Speaking Through T-Shirts
Before we started the blog we had a few cool experiences that we’ve wanted to share here but haven’t had the opportunity to do so yet and we thought we’d share one of them with you now. Many of you who we’ve had the pleasure of seeing face to face have probably heard this story but for the rest of you this was a breakthrough moment for us and we’re excited to share it with you.
I had just gotten out of the hospital after my first surgery and being home in our apartment wasn’t as peaceful and restful as we had hoped. There was something about being in a familiar place but with all new circumstances including the trauma of what had happened there a week prior that was deeply affecting both Amy and I. One of the things I’ve heard that a lot of Cancer patients struggle with is feeling a lot of guilt or feeling like a giant burden to their caregivers etc. and by being outside of the bubble of the hospital, those feelings were starting to rear their ugly head inside me. We all knew that I needed to make a lot of changes in order for me to get healthy but the realities and challenges of making those changes were finally becoming clear to me. All these factors plus the reality of having to actually face my own mortality having just entered my early “thirties” lead to me having what could best be described as a meltdown. While the meltdown started happening I realized that I had not even had one second alone since I first woke up in the hospital after the seizure so my immediate solution was to go for a walk all by myself.
I just stormed out of the apartment not saying a word to Amy or my mom. I could only imagine the looks on their faces as I bolted out of there considering the whole experience for all of us up to that point felt like bringing a newborn home. As I walked around our neighborhood in the sweltering heat, I was having that cliche internal conversation that we all have when we’re faced with a serious challenge, “Why me?”, “What did I do to deserve this?”, “Not fair!”, etc. I was just wandering with no direction until I finally got the idea of going to a nearby Barnes and Noble to look for a book someone had recommended to me in the hospital. There is a little bridge that you can take to cross the L.A. “River” (I use quotations because everyone from L.A. knows that it’s a drainage ditch not a river) to get to Ventura Blvd where the B&N was.

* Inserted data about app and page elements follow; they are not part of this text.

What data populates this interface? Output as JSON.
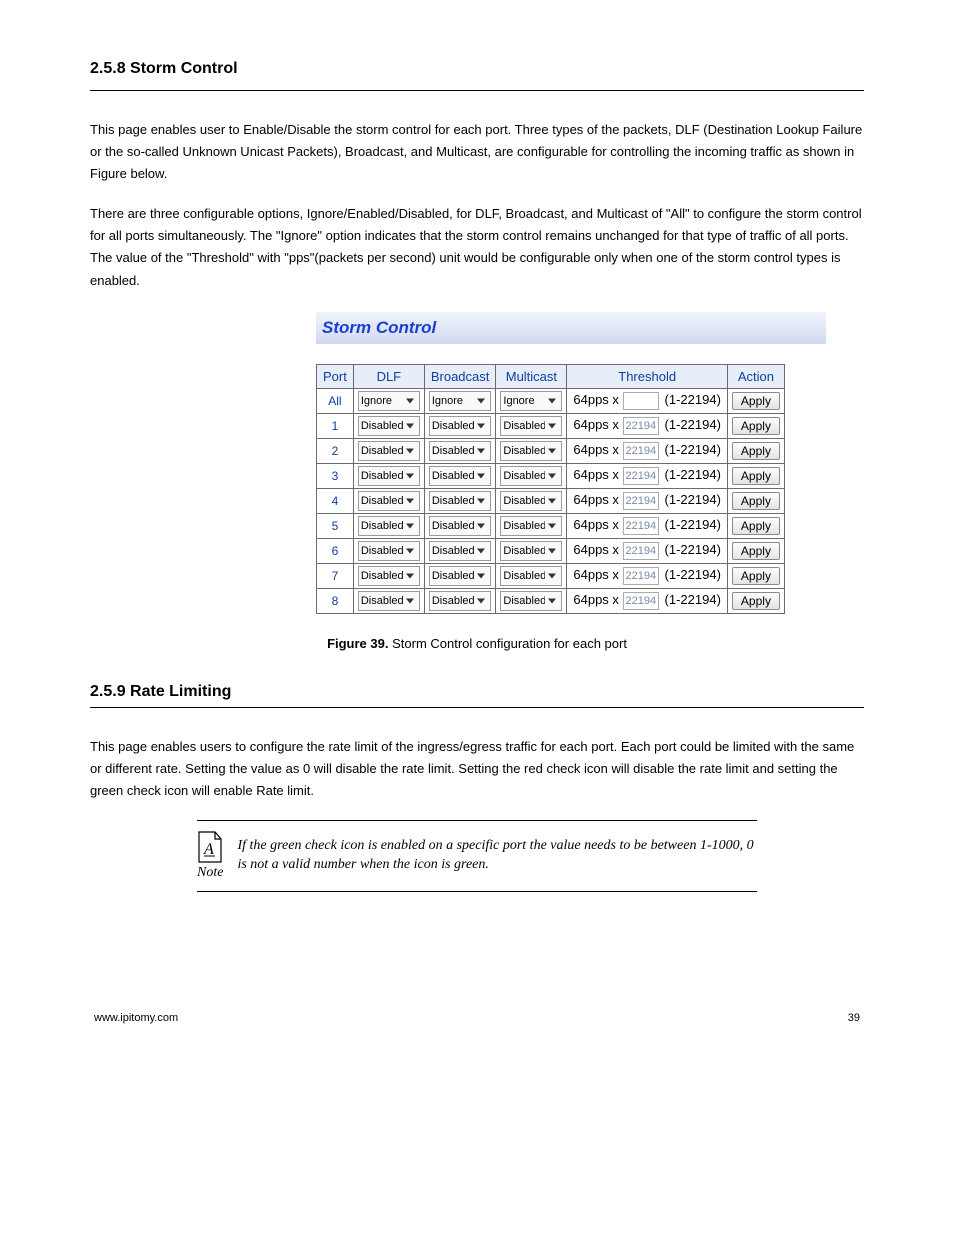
{
  "section": {
    "number": "2.5.8 Storm Control",
    "para1": "This page enables user to Enable/Disable the storm control for each port. Three types of the packets, DLF (Destination Lookup Failure or the so-called Unknown Unicast Packets), Broadcast, and Multicast, are configurable for controlling the incoming traffic as shown in Figure below.",
    "para2": "There are three configurable options, Ignore/Enabled/Disabled, for DLF, Broadcast, and Multicast of \"All\" to configure the storm control for all ports simultaneously. The \"Ignore\" option indicates that the storm control remains unchanged for that type of traffic of all ports. The value of the \"Threshold\" with \"pps\"(packets per second) unit would be configurable only when one of the storm control types is enabled."
  },
  "panel": {
    "title": "Storm Control"
  },
  "table": {
    "headers": [
      "Port",
      "DLF",
      "Broadcast",
      "Multicast",
      "Threshold",
      "Action"
    ],
    "all_row": {
      "port": "All",
      "dlf": "Ignore",
      "broadcast": "Ignore",
      "multicast": "Ignore",
      "thresh_prefix": "64pps x",
      "thresh_value": "",
      "thresh_range": "(1-22194)",
      "apply": "Apply"
    },
    "rows": [
      {
        "port": "1",
        "dlf": "Disabled",
        "broadcast": "Disabled",
        "multicast": "Disabled",
        "thresh_prefix": "64pps x",
        "thresh_value": "22194",
        "thresh_range": "(1-22194)",
        "apply": "Apply"
      },
      {
        "port": "2",
        "dlf": "Disabled",
        "broadcast": "Disabled",
        "multicast": "Disabled",
        "thresh_prefix": "64pps x",
        "thresh_value": "22194",
        "thresh_range": "(1-22194)",
        "apply": "Apply"
      },
      {
        "port": "3",
        "dlf": "Disabled",
        "broadcast": "Disabled",
        "multicast": "Disabled",
        "thresh_prefix": "64pps x",
        "thresh_value": "22194",
        "thresh_range": "(1-22194)",
        "apply": "Apply"
      },
      {
        "port": "4",
        "dlf": "Disabled",
        "broadcast": "Disabled",
        "multicast": "Disabled",
        "thresh_prefix": "64pps x",
        "thresh_value": "22194",
        "thresh_range": "(1-22194)",
        "apply": "Apply"
      },
      {
        "port": "5",
        "dlf": "Disabled",
        "broadcast": "Disabled",
        "multicast": "Disabled",
        "thresh_prefix": "64pps x",
        "thresh_value": "22194",
        "thresh_range": "(1-22194)",
        "apply": "Apply"
      },
      {
        "port": "6",
        "dlf": "Disabled",
        "broadcast": "Disabled",
        "multicast": "Disabled",
        "thresh_prefix": "64pps x",
        "thresh_value": "22194",
        "thresh_range": "(1-22194)",
        "apply": "Apply"
      },
      {
        "port": "7",
        "dlf": "Disabled",
        "broadcast": "Disabled",
        "multicast": "Disabled",
        "thresh_prefix": "64pps x",
        "thresh_value": "22194",
        "thresh_range": "(1-22194)",
        "apply": "Apply"
      },
      {
        "port": "8",
        "dlf": "Disabled",
        "broadcast": "Disabled",
        "multicast": "Disabled",
        "thresh_prefix": "64pps x",
        "thresh_value": "22194",
        "thresh_range": "(1-22194)",
        "apply": "Apply"
      }
    ]
  },
  "figure": {
    "label": "Figure 39.",
    "text": " Storm Control configuration for each port"
  },
  "rate": {
    "heading": "2.5.9 Rate Limiting",
    "body": "This page enables users to configure the rate limit of the ingress/egress traffic for each port. Each port could be limited with the same or different rate. Setting the value as 0 will disable the rate limit. Setting the red check icon will disable the rate limit and setting the green check icon will enable Rate limit."
  },
  "note": {
    "label": "Note",
    "text": "If the green check icon is enabled on a specific port the value needs to be between 1-1000, 0 is not a valid number when the icon is green."
  },
  "footer": {
    "left": "www.ipitomy.com",
    "right": "39"
  }
}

I’ve never had a good sense of direction (the brain surgery didn’t help) so I got a little turned around and as I started heading for the bridge I heard the pitter patter of feet behind me. I looked back and saw Amy running towards me with a very concerned look on her face, she had followed me and was staying far enough behind so I wouldn’t notice her, but after she saw that I looked disoriented, she ran up to me. When she got to me she threw her arms around me and said, “Honey, it’s going to be okay…We’re going to be okay! We just need to trust God!”, I managed to resist her irresistibly innocent charm because I felt very strongly that I needed to be alone, I told her to go back home and she responded, “Can I just follow you? I’ll stay far enough back so that you don’t notice me…I just would feel better if I could keep an eye on you.” I then gently pushed her away and said, “Don’t worry. I’m going to be okay. You just need to trust God!” She finally was able to let me go so I headed for the bridge and got to Ventura and as I crossed the street to where B&N was I heard a voice in my head say “look up” (I’m a bit of a “head down” walker…don’t know why) and I looked up and saw this hipster dude wearing a t-shirt that said, “Keep Your Soul Together”. The shirt was referring to “soul music” and an obvious play on the phrase “Keep your sh@% together”. After some more research I discovered that it’s actually a reference to a jazz funk album recorded by trumpeter Freddie Hubbard in the 1970’s, but as soon as I noticed the shirt, I immediately knew what was troubling me so much, I wasn’t taking care of what matters most…my soul. I was so wrapped up in dealing with the things that I believed or at the very least perceived I had some control over in my life and thought were important, but even the most “rational” person won’t deny the existence and importance of feeding one’s soul. Ever since that moment, my main focus has been on doing just that, whether it’s through spending time alone in prayer and meditation, hanging out with people I love, journaling, blogging, listening to music I love, watching movies, lots of rest, and yes, even playing video games (“Arkham City” is siiiiicckkk). By doing all that I’ve been able to have a tremendous peace about the whole situation and I think it’s played a huge role in my success thus far. After my second surgery, one of the neurologists that was keeping an eye on me was so amazed with how well I was doing that he said “I wish all my patients would do as well as you, Alex”. We’ve clung to those words in times when we’ve needed a little extra hope and the t-shirt experience as a reminder that there is definitely someone looking out for us.